'Usually one person will be on Twitter at a time. We can call others in if it gets too busy but this is rare, we usually have the right number of people. Depending on what is going on, there are usually around 15 people pushing out information both internally and externally,' explains Piddington.

The additional members of the team update the website, the information screens, station announcements at the station and the free text messaging service.

The team is left to make their own judgments when updating information platforms or posting on Twitter. Piddington explains: 'We employed the team because we knew that they were going to be good at this. They can't have a script; you just have to trust their judgment. They are allowed to make mistakes as long as they review what they have done and learn from it.'

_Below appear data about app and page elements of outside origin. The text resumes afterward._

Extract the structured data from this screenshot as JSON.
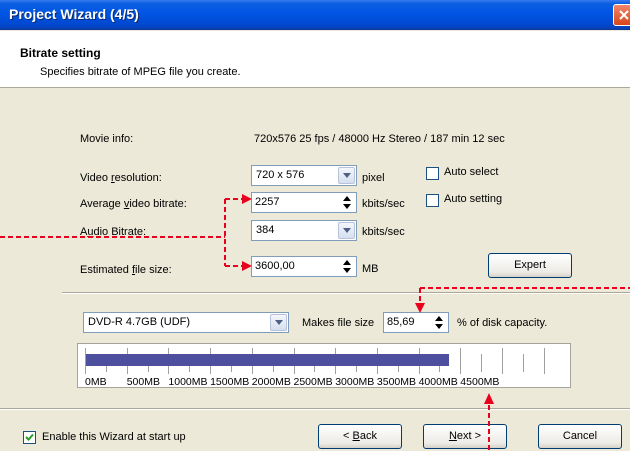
{
  "window": {
    "title": "Project Wizard (4/5)"
  },
  "header": {
    "title": "Bitrate setting",
    "subtitle": "Specifies bitrate of MPEG file you create."
  },
  "movie_info": {
    "label": "Movie info:",
    "value": "720x576 25 fps / 48000 Hz Stereo / 187 min 12 sec"
  },
  "video_resolution": {
    "label_pre": "Video ",
    "label_u": "r",
    "label_post": "esolution:",
    "value": "720 x 576",
    "unit": "pixel"
  },
  "auto_select": {
    "label": "Auto select",
    "checked": false
  },
  "avg_bitrate": {
    "label_pre": "Average ",
    "label_u": "v",
    "label_post": "ideo bitrate:",
    "value": "2257",
    "unit": "kbits/sec"
  },
  "auto_setting": {
    "label": "Auto setting",
    "checked": false
  },
  "audio_bitrate": {
    "label_pre": "A",
    "label_u": "u",
    "label_post": "dio Bitrate:",
    "value": "384",
    "unit": "kbits/sec"
  },
  "file_size": {
    "label_pre": "Estimated ",
    "label_u": "f",
    "label_post": "ile size:",
    "value": "3600,00",
    "unit": "MB"
  },
  "expert_button": "Expert",
  "disk": {
    "selected": "DVD-R 4.7GB (UDF)",
    "makes_label": "Makes file size",
    "percent": "85,69",
    "percent_suffix": "% of disk capacity.",
    "fill_fraction": 0.7658,
    "scale_labels": [
      "0MB",
      "500MB",
      "1000MB",
      "1500MB",
      "2000MB",
      "2500MB",
      "3000MB",
      "3500MB",
      "4000MB",
      "4500MB"
    ]
  },
  "footer": {
    "enable_label": "Enable this Wizard at start up",
    "enable_checked": true,
    "back_pre": "< ",
    "back_u": "B",
    "back_post": "ack",
    "next_u": "N",
    "next_post": "ext >",
    "cancel": "Cancel"
  },
  "colors": {
    "annotation": "#e8001c",
    "bar_fill": "#4f4fa0",
    "title_bar": "#0055e5"
  }
}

Although the team are left to develop their own style of writing, they are keen to refrain from forming a relationship with their followers. 'We toyed with using names which is a very familiar style that companies use, but we don't think people want a relationship with us,' remarks Piddington.

'We have invited some notoriously frequent tweeters to the office to see how we do it. And they begin to understand what we do. This did open up a different type of relationship as it is great to get an understanding of South West Trains' customers.'

The Twitter account receives more than 2,200 tweets every day but tweets, on average, just 100 posts over the same period, although this does vary during disruptions. The team is careful not to intrude on other people's conversations and, as such, will usually only reply to direct tweets rather than mentions.

When it comes to offensive language, the team has the attitude that just because someone has sworn in a tweet, it doesn't mean that they do not have a valid question that requires a response. Piddington claims: 'We try to engage absolutely where possible.'

When these tweets get particularly unpleasant or if 140 characters is just simply not enough for a response, the team will usually direct message customers and ask for their mobile number. However, Piddington is careful that the company is not seen to be taking tricky conversations out of the public domain.

He concludes: 'We are learning all the time.There is no absolute way of doing it but there are definitely absolute ways of not doing it. Each day we get between 90 and 100 new followers and we want to continue to grow. Two years ago, who'd have thought it?'